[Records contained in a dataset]

###

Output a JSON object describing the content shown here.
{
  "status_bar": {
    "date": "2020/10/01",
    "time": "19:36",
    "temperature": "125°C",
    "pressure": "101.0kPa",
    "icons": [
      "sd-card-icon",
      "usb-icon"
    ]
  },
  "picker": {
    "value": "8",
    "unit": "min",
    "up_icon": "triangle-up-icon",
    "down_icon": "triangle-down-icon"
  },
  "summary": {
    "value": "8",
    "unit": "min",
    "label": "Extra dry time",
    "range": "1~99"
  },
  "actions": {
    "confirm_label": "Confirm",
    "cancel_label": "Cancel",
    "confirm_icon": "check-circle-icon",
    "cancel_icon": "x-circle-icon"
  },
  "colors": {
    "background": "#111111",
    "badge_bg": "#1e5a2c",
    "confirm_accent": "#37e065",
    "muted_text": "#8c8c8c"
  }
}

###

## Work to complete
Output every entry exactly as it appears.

## Expected answer
Output a JSON object describing the content shown here.
{
  "status_bar": {
    "date": "2020/10/01",
    "time": "19:36",
    "temperature": "125°C",
    "pressure": "101.0kPa",
    "icons": [
      "sd-card-icon",
      "usb-icon"
    ]
  },
  "picker": {
    "value": "8",
    "unit": "min",
    "up_icon": "triangle-up-icon",
    "down_icon": "triangle-down-icon"
  },
  "summary": {
    "value": "8",
    "unit": "min",
    "label": "Extra dry time",
    "range": "1~99"
  },
  "actions": {
    "confirm_label": "Confirm",
    "cancel_label": "Cancel",
    "confirm_icon": "check-circle-icon",
    "cancel_icon": "x-circle-icon"
  },
  "colors": {
    "background": "#111111",
    "badge_bg": "#1e5a2c",
    "confirm_accent": "#37e065",
    "muted_text": "#8c8c8c"
  }
}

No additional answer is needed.